**To do**
Filter the entries that follow, copying every line in which the word "label" appears.

========

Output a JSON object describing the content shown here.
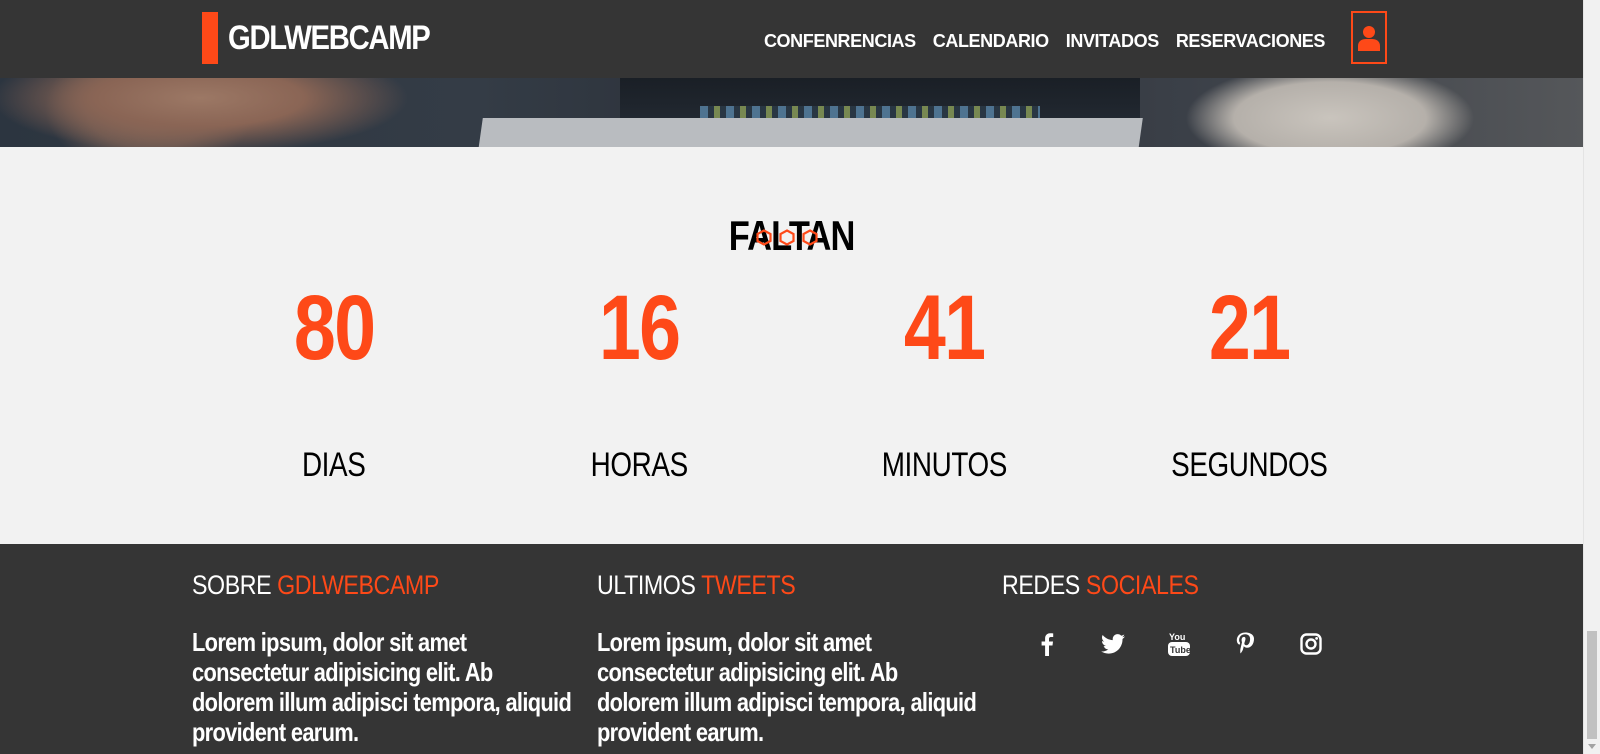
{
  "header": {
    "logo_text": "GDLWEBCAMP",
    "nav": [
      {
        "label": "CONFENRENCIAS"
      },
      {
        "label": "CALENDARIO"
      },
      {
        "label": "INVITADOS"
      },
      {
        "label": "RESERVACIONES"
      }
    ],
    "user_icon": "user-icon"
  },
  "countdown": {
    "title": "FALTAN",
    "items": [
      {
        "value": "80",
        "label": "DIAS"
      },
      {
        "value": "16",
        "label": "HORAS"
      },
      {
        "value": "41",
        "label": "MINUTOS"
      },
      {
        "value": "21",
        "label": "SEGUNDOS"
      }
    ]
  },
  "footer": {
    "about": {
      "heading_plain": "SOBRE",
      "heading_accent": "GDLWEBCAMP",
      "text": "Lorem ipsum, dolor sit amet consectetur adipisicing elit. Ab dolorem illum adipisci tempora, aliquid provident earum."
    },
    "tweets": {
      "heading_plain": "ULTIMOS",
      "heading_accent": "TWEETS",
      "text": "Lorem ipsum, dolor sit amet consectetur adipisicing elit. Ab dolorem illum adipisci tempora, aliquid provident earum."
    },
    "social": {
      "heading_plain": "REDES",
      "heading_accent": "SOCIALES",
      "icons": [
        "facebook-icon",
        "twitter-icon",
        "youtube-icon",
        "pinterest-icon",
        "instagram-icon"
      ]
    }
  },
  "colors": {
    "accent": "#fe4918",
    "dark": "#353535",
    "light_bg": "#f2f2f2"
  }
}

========

**Result of the exercise**
        "label": "CONFENRENCIAS"
        "label": "CALENDARIO"
        "label": "INVITADOS"
        "label": "RESERVACIONES"
        "label": "DIAS"
        "label": "HORAS"
        "label": "MINUTOS"
        "label": "SEGUNDOS"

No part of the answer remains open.